Explainer: What does the Canadian Emergency Student Benefit look like?
The new aid initiative targets students who don’t qualify for CERB
News / May 1, 2020
Last week Prime Minister Justin Trudeau announced the Canada Emergency Student Benefit as part of a $9 billion package to help post-secondary students during the COVID-19 pandemic.
Eligible post-secondary students receive $1,250 per month from May to August. If eligible students have a disability or are taking care of someone else, they can instead receive $1,750 a month for the same period.
Post-secondary students currently in school or planning to start in September and alumni who graduated in December 2019 are eligible.
Working students making less than $1,000 a month are also eligible.
CESB was created as an option for students who do not qualify for the Canada Emergency Response Benefit announced in March. CERB requires you to have stopped working because of reasons related to COVID-19 and to have made at least $5,000 in 2019. Many students did not qualify, as they only worked in the summers to pay for full-time classes for the rest of the year and made less than $5,000.
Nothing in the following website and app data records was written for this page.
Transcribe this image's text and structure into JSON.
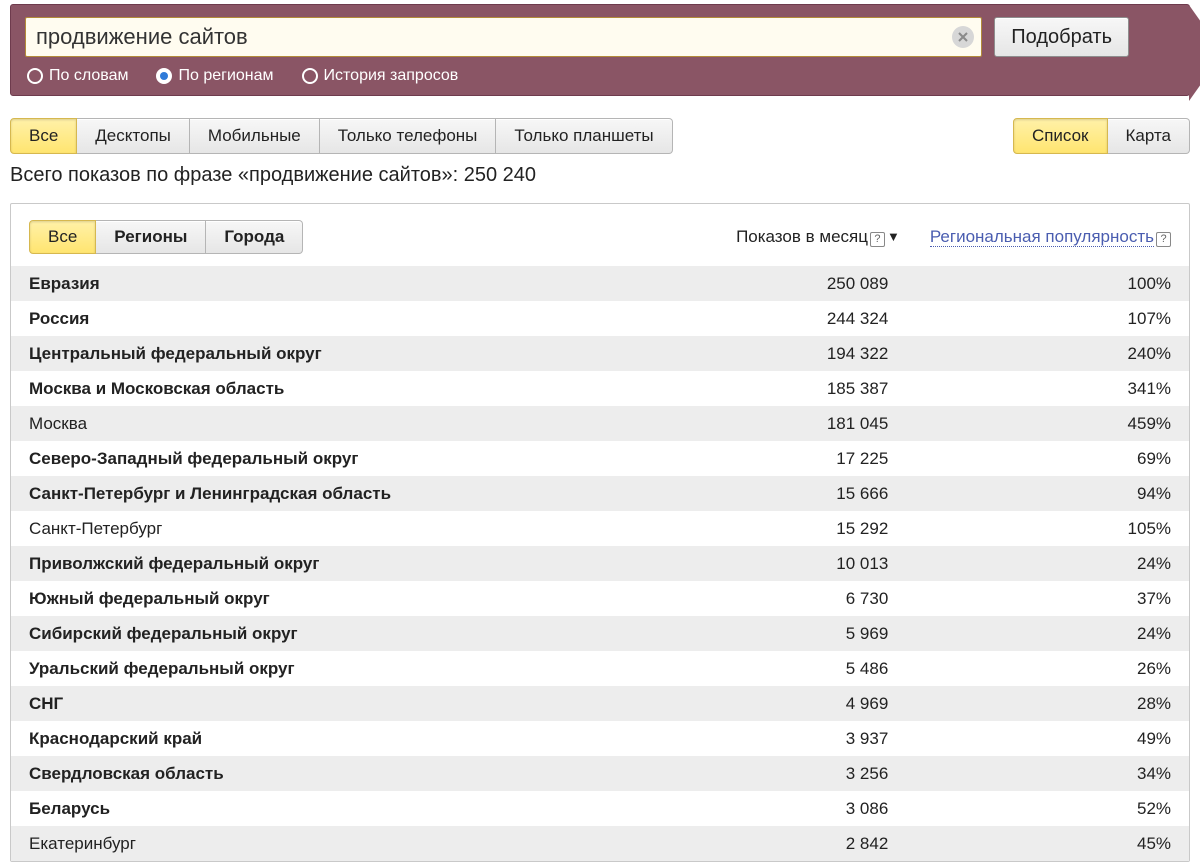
{
  "search": {
    "value": "продвижение сайтов",
    "submit_label": "Подобрать",
    "modes": [
      {
        "label": "По словам",
        "checked": false
      },
      {
        "label": "По регионам",
        "checked": true
      },
      {
        "label": "История запросов",
        "checked": false
      }
    ]
  },
  "device_tabs": [
    {
      "label": "Все",
      "active": true
    },
    {
      "label": "Десктопы",
      "active": false
    },
    {
      "label": "Мобильные",
      "active": false
    },
    {
      "label": "Только телефоны",
      "active": false
    },
    {
      "label": "Только планшеты",
      "active": false
    }
  ],
  "view_tabs": [
    {
      "label": "Список",
      "active": true
    },
    {
      "label": "Карта",
      "active": false
    }
  ],
  "summary_text": "Всего показов по фразе «продвижение сайтов»: 250 240",
  "panel": {
    "scope_tabs": [
      {
        "label": "Все",
        "active": true
      },
      {
        "label": "Регионы",
        "active": false
      },
      {
        "label": "Города",
        "active": false
      }
    ],
    "col_views": "Показов в месяц",
    "col_popularity": "Региональная популярность",
    "rows": [
      {
        "name": "Евразия",
        "views": "250 089",
        "popularity": "100%",
        "bold": true
      },
      {
        "name": "Россия",
        "views": "244 324",
        "popularity": "107%",
        "bold": true
      },
      {
        "name": "Центральный федеральный округ",
        "views": "194 322",
        "popularity": "240%",
        "bold": true
      },
      {
        "name": "Москва и Московская область",
        "views": "185 387",
        "popularity": "341%",
        "bold": true
      },
      {
        "name": "Москва",
        "views": "181 045",
        "popularity": "459%",
        "bold": false
      },
      {
        "name": "Северо-Западный федеральный округ",
        "views": "17 225",
        "popularity": "69%",
        "bold": true
      },
      {
        "name": "Санкт-Петербург и Ленинградская область",
        "views": "15 666",
        "popularity": "94%",
        "bold": true
      },
      {
        "name": "Санкт-Петербург",
        "views": "15 292",
        "popularity": "105%",
        "bold": false
      },
      {
        "name": "Приволжский федеральный округ",
        "views": "10 013",
        "popularity": "24%",
        "bold": true
      },
      {
        "name": "Южный федеральный округ",
        "views": "6 730",
        "popularity": "37%",
        "bold": true
      },
      {
        "name": "Сибирский федеральный округ",
        "views": "5 969",
        "popularity": "24%",
        "bold": true
      },
      {
        "name": "Уральский федеральный округ",
        "views": "5 486",
        "popularity": "26%",
        "bold": true
      },
      {
        "name": "СНГ",
        "views": "4 969",
        "popularity": "28%",
        "bold": true
      },
      {
        "name": "Краснодарский край",
        "views": "3 937",
        "popularity": "49%",
        "bold": true
      },
      {
        "name": "Свердловская область",
        "views": "3 256",
        "popularity": "34%",
        "bold": true
      },
      {
        "name": "Беларусь",
        "views": "3 086",
        "popularity": "52%",
        "bold": true
      },
      {
        "name": "Екатеринбург",
        "views": "2 842",
        "popularity": "45%",
        "bold": false
      }
    ]
  }
}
“COVID-19 has meant that there aren’t as many jobs out there for students, and without a job, it can be hard to pay for tuition or the day-to-day basics. You might normally have turned to your parents for help, but right now mom and dad are stretched, too,” Trudeau said in the announcement.
“It’s not as easy as saying we’re going to send out a cheque to every Canadian regardless of their age or their region. It’s more complex than that,” Trudeau said, rejecting the universal payment system.
Some are worried that the CESB may not be enough for students. As Zoe Christmas writes in an article for CBC, students who live independently from their parents and have the same bills to pay “such as rent, groceries, and phone bills” could struggle to get by even with the CESB funding.
She adds that many students will also have to pay for their tuition in September.
“Add to that the costs of things like books, school materials, and housing, and the $5,000 the federal government has pledged for the following four months does not measure up for students who won’t be able to find jobs this summer,” she writes.
On Wednesday, the House of Commons was recalled to debate legislation that would provide $9 billion in financial aid to post-secondary students financially suffering due to the COVID-19 pandemic.
The House passed the $9 billion aid to students after opposition parties successfully negotiated a boost to the CESB. Eligible students with a disability or a child receive $2,000, which is equal to the CERB.
Members of the Conservative Party were concerned that students would be less likely to look for work when receiving the government’s financial aid despite the fact that essential service providers are low on staff. To address this, a new requirement was announced: Now, to qualify for the emergency financial aid, students must also prove they are looking for work.
The government is developing a way to connect students with employers who have labour shortages, particularly in agriculture.